BEGIN Input
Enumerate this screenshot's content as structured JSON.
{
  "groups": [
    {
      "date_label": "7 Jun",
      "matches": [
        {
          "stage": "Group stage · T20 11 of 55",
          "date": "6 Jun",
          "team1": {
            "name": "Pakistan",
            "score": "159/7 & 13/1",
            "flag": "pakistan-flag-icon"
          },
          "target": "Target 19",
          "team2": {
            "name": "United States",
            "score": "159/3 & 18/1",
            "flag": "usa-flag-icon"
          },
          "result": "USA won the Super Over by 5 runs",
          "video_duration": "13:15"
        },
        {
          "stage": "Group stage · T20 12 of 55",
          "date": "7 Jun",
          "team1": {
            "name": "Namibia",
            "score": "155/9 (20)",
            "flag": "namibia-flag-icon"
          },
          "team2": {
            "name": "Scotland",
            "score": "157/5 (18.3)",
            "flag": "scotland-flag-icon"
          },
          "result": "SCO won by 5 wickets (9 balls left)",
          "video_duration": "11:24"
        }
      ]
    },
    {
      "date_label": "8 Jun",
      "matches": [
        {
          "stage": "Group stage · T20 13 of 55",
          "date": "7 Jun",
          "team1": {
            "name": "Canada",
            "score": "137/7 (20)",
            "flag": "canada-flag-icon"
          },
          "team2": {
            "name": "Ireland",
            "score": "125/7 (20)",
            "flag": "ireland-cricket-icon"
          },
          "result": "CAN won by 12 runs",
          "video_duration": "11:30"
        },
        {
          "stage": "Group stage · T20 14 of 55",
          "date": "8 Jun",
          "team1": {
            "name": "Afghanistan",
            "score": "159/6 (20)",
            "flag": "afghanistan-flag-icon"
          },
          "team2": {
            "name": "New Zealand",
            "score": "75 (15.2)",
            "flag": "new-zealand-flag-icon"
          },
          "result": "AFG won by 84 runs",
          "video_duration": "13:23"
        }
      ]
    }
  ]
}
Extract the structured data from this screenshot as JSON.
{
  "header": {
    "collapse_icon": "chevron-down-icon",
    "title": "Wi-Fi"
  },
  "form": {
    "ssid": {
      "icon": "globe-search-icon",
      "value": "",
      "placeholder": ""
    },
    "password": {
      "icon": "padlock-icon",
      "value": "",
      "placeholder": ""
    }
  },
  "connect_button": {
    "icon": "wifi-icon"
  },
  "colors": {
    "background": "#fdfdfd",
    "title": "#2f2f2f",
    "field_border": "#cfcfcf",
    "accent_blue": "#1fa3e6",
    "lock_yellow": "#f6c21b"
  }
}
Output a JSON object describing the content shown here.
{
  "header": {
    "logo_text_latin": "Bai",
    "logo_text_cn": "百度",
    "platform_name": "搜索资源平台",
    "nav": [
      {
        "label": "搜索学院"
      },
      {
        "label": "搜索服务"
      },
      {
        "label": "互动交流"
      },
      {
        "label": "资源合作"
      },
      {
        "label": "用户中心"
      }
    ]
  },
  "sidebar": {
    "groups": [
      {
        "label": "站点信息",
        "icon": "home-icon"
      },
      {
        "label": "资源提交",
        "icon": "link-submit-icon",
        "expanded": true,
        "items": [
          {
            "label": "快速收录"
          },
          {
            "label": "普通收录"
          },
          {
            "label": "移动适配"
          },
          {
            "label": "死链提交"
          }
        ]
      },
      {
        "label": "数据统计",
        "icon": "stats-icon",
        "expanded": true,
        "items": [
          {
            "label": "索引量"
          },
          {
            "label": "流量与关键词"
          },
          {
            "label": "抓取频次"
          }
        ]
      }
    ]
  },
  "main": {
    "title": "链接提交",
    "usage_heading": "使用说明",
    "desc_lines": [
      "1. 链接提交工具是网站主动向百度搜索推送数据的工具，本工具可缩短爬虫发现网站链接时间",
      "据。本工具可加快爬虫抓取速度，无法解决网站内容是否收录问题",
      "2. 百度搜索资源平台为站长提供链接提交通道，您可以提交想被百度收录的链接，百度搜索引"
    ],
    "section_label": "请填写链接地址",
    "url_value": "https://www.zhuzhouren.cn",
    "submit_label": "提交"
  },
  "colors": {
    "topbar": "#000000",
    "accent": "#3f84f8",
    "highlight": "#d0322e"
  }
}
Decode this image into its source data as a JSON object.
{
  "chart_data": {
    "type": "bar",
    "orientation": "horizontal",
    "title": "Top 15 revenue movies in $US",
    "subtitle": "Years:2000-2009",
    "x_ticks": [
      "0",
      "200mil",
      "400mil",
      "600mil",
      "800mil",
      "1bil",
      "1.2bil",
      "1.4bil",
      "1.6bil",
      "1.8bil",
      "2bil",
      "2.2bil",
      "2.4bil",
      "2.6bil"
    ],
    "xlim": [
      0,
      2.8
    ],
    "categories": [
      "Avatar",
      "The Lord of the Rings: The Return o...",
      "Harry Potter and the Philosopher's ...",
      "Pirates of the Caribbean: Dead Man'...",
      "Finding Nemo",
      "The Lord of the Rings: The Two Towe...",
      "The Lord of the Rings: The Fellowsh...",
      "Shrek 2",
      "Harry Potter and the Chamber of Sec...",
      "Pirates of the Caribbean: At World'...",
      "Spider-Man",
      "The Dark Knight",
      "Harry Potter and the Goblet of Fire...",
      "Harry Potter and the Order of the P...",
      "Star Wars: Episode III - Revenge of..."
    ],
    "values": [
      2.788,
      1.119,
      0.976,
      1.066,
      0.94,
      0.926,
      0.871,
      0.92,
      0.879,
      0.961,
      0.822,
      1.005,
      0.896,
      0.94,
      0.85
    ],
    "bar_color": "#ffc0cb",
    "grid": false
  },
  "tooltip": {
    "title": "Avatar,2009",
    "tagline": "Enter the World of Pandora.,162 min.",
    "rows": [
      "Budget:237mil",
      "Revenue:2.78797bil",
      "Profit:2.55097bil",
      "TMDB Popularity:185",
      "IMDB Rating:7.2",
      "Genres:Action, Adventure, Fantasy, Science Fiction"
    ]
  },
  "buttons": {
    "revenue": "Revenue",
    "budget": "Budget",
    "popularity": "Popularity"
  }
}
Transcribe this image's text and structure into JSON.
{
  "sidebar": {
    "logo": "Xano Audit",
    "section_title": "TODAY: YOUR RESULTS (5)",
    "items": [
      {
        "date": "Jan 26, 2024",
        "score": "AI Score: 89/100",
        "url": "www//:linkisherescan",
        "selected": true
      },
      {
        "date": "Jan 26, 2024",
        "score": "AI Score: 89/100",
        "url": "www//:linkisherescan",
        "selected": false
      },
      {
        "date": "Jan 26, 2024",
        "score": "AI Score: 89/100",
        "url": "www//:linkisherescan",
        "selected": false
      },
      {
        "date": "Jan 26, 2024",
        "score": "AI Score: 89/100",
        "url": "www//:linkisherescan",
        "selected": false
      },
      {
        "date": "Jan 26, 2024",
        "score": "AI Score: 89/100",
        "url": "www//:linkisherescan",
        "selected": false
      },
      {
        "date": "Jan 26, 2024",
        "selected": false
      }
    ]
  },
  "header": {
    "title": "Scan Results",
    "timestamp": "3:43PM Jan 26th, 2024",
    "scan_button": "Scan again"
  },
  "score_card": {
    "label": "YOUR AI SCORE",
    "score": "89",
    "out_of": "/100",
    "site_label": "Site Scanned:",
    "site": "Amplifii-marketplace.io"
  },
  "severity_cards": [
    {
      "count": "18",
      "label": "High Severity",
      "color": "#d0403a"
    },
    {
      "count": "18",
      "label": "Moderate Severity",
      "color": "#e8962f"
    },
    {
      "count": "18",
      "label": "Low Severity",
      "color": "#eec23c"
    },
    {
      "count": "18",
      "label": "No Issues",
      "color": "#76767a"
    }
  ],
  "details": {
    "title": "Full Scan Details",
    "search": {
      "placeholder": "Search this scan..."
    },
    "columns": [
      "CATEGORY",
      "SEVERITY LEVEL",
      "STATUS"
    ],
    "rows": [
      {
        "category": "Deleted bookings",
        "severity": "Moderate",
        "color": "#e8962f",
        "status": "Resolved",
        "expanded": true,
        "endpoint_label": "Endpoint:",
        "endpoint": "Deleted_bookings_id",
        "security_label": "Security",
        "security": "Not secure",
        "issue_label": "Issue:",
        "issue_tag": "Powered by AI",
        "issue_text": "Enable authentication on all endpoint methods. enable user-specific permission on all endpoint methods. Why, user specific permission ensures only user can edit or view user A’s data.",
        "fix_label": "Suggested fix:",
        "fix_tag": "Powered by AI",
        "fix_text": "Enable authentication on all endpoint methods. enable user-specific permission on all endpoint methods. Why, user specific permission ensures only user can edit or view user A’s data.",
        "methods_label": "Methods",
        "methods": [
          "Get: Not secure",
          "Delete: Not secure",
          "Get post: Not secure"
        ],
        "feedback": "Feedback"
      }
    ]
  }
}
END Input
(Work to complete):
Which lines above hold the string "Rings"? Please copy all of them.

(Written response):
      "The Lord of the Rings: The Return o...",
      "The Lord of the Rings: The Two Towe...",
      "The Lord of the Rings: The Fellowsh...",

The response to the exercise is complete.